#### Try it:
Copy the complete listing that follows, letter for letter.
------ Available data
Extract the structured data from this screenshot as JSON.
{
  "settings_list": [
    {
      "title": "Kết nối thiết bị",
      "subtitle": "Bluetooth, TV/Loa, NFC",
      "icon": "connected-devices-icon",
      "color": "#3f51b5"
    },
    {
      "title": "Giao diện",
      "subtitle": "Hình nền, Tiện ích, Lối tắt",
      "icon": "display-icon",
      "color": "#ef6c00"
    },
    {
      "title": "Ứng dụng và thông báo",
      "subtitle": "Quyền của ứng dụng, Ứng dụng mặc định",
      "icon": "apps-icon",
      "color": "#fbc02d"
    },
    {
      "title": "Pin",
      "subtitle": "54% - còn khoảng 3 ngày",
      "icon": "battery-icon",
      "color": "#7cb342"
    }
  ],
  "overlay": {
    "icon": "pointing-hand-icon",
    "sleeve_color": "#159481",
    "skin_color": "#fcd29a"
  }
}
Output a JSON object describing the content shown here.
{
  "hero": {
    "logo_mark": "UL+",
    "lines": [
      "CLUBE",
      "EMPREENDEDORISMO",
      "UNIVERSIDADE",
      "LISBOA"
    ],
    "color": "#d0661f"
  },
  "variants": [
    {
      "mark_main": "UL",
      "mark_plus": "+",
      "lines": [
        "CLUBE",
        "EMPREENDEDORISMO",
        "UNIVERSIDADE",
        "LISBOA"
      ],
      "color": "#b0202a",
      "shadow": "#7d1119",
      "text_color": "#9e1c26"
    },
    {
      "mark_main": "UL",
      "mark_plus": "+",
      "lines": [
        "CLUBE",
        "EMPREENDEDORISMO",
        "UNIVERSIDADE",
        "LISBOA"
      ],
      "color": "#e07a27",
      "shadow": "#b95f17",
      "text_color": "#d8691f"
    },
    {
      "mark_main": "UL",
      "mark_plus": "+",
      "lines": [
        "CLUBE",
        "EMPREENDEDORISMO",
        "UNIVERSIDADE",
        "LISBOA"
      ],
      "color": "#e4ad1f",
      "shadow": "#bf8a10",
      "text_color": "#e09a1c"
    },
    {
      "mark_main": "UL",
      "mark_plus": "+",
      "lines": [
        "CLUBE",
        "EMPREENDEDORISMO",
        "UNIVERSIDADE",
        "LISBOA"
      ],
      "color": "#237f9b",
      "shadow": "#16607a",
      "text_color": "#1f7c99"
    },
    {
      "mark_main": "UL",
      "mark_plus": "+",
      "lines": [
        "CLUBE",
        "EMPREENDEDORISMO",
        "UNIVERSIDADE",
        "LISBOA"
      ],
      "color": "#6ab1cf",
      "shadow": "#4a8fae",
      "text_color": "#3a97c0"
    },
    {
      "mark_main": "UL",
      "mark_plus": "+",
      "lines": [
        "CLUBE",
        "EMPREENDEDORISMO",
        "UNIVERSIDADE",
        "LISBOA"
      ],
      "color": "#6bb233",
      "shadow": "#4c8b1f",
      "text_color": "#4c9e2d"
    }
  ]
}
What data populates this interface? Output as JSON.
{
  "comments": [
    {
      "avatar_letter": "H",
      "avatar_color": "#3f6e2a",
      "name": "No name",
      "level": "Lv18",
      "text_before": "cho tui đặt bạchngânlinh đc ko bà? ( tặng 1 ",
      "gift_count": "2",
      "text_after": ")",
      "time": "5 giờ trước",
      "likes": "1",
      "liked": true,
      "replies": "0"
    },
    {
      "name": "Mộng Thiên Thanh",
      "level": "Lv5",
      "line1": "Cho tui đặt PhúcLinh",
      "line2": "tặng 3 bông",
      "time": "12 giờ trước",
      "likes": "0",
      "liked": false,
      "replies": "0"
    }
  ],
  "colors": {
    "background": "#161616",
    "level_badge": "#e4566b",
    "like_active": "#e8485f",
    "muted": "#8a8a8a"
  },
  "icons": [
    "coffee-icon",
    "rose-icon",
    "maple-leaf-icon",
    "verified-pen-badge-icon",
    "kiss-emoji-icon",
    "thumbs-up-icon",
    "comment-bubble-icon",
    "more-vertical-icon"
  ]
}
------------
#### Your solution:
Extract the structured data from this screenshot as JSON.
{
  "settings_list": [
    {
      "title": "Kết nối thiết bị",
      "subtitle": "Bluetooth, TV/Loa, NFC",
      "icon": "connected-devices-icon",
      "color": "#3f51b5"
    },
    {
      "title": "Giao diện",
      "subtitle": "Hình nền, Tiện ích, Lối tắt",
      "icon": "display-icon",
      "color": "#ef6c00"
    },
    {
      "title": "Ứng dụng và thông báo",
      "subtitle": "Quyền của ứng dụng, Ứng dụng mặc định",
      "icon": "apps-icon",
      "color": "#fbc02d"
    },
    {
      "title": "Pin",
      "subtitle": "54% - còn khoảng 3 ngày",
      "icon": "battery-icon",
      "color": "#7cb342"
    }
  ],
  "overlay": {
    "icon": "pointing-hand-icon",
    "sleeve_color": "#159481",
    "skin_color": "#fcd29a"
  }
}
Output a JSON object describing the content shown here.
{
  "hero": {
    "logo_mark": "UL+",
    "lines": [
      "CLUBE",
      "EMPREENDEDORISMO",
      "UNIVERSIDADE",
      "LISBOA"
    ],
    "color": "#d0661f"
  },
  "variants": [
    {
      "mark_main": "UL",
      "mark_plus": "+",
      "lines": [
        "CLUBE",
        "EMPREENDEDORISMO",
        "UNIVERSIDADE",
        "LISBOA"
      ],
      "color": "#b0202a",
      "shadow": "#7d1119",
      "text_color": "#9e1c26"
    },
    {
      "mark_main": "UL",
      "mark_plus": "+",
      "lines": [
        "CLUBE",
        "EMPREENDEDORISMO",
        "UNIVERSIDADE",
        "LISBOA"
      ],
      "color": "#e07a27",
      "shadow": "#b95f17",
      "text_color": "#d8691f"
    },
    {
      "mark_main": "UL",
      "mark_plus": "+",
      "lines": [
        "CLUBE",
        "EMPREENDEDORISMO",
        "UNIVERSIDADE",
        "LISBOA"
      ],
      "color": "#e4ad1f",
      "shadow": "#bf8a10",
      "text_color": "#e09a1c"
    },
    {
      "mark_main": "UL",
      "mark_plus": "+",
      "lines": [
        "CLUBE",
        "EMPREENDEDORISMO",
        "UNIVERSIDADE",
        "LISBOA"
      ],
      "color": "#237f9b",
      "shadow": "#16607a",
      "text_color": "#1f7c99"
    },
    {
      "mark_main": "UL",
      "mark_plus": "+",
      "lines": [
        "CLUBE",
        "EMPREENDEDORISMO",
        "UNIVERSIDADE",
        "LISBOA"
      ],
      "color": "#6ab1cf",
      "shadow": "#4a8fae",
      "text_color": "#3a97c0"
    },
    {
      "mark_main": "UL",
      "mark_plus": "+",
      "lines": [
        "CLUBE",
        "EMPREENDEDORISMO",
        "UNIVERSIDADE",
        "LISBOA"
      ],
      "color": "#6bb233",
      "shadow": "#4c8b1f",
      "text_color": "#4c9e2d"
    }
  ]
}
What data populates this interface? Output as JSON.
{
  "comments": [
    {
      "avatar_letter": "H",
      "avatar_color": "#3f6e2a",
      "name": "No name",
      "level": "Lv18",
      "text_before": "cho tui đặt bạchngânlinh đc ko bà? ( tặng 1 ",
      "gift_count": "2",
      "text_after": ")",
      "time": "5 giờ trước",
      "likes": "1",
      "liked": true,
      "replies": "0"
    },
    {
      "name": "Mộng Thiên Thanh",
      "level": "Lv5",
      "line1": "Cho tui đặt PhúcLinh",
      "line2": "tặng 3 bông",
      "time": "12 giờ trước",
      "likes": "0",
      "liked": false,
      "replies": "0"
    }
  ],
  "colors": {
    "background": "#161616",
    "level_badge": "#e4566b",
    "like_active": "#e8485f",
    "muted": "#8a8a8a"
  },
  "icons": [
    "coffee-icon",
    "rose-icon",
    "maple-leaf-icon",
    "verified-pen-badge-icon",
    "kiss-emoji-icon",
    "thumbs-up-icon",
    "comment-bubble-icon",
    "more-vertical-icon"
  ]
}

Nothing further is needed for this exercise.